[Start of section]
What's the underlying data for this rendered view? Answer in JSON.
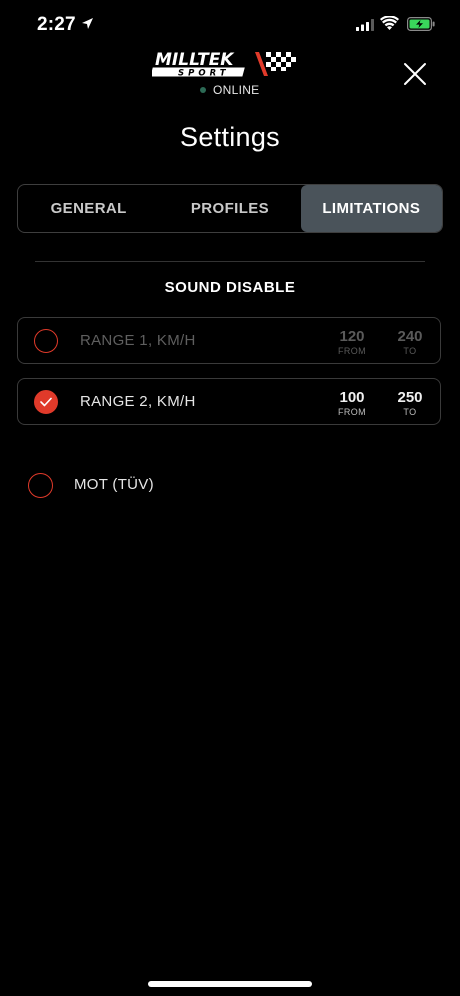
{
  "status_bar": {
    "time": "2:27",
    "icons": [
      "location-arrow-icon",
      "cellular-signal-icon",
      "wifi-icon",
      "battery-charging-icon"
    ]
  },
  "header": {
    "logo_text_top": "MILLTEK",
    "logo_text_bottom": "SPORT",
    "connection_status": "ONLINE",
    "close_icon": "close-icon"
  },
  "page": {
    "title": "Settings"
  },
  "tabs": [
    {
      "label": "GENERAL",
      "active": false
    },
    {
      "label": "PROFILES",
      "active": false
    },
    {
      "label": "LIMITATIONS",
      "active": true
    }
  ],
  "sound_disable": {
    "title": "SOUND DISABLE",
    "ranges": [
      {
        "label": "RANGE 1, KM/H",
        "checked": false,
        "from_value": "120",
        "from_caption": "FROM",
        "to_value": "240",
        "to_caption": "TO"
      },
      {
        "label": "RANGE 2, KM/H",
        "checked": true,
        "from_value": "100",
        "from_caption": "FROM",
        "to_value": "250",
        "to_caption": "TO"
      }
    ]
  },
  "mot": {
    "label": "MOT (TÜV)",
    "checked": false
  },
  "colors": {
    "accent_red": "#e03a2a",
    "active_tab": "#4a535a",
    "online_dot": "#2c6a55",
    "battery_green": "#3ad65b",
    "background": "#000000"
  }
}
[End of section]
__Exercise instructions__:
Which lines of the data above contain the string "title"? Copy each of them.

__The completed task__:
    "title": "Settings"
    "title": "SOUND DISABLE",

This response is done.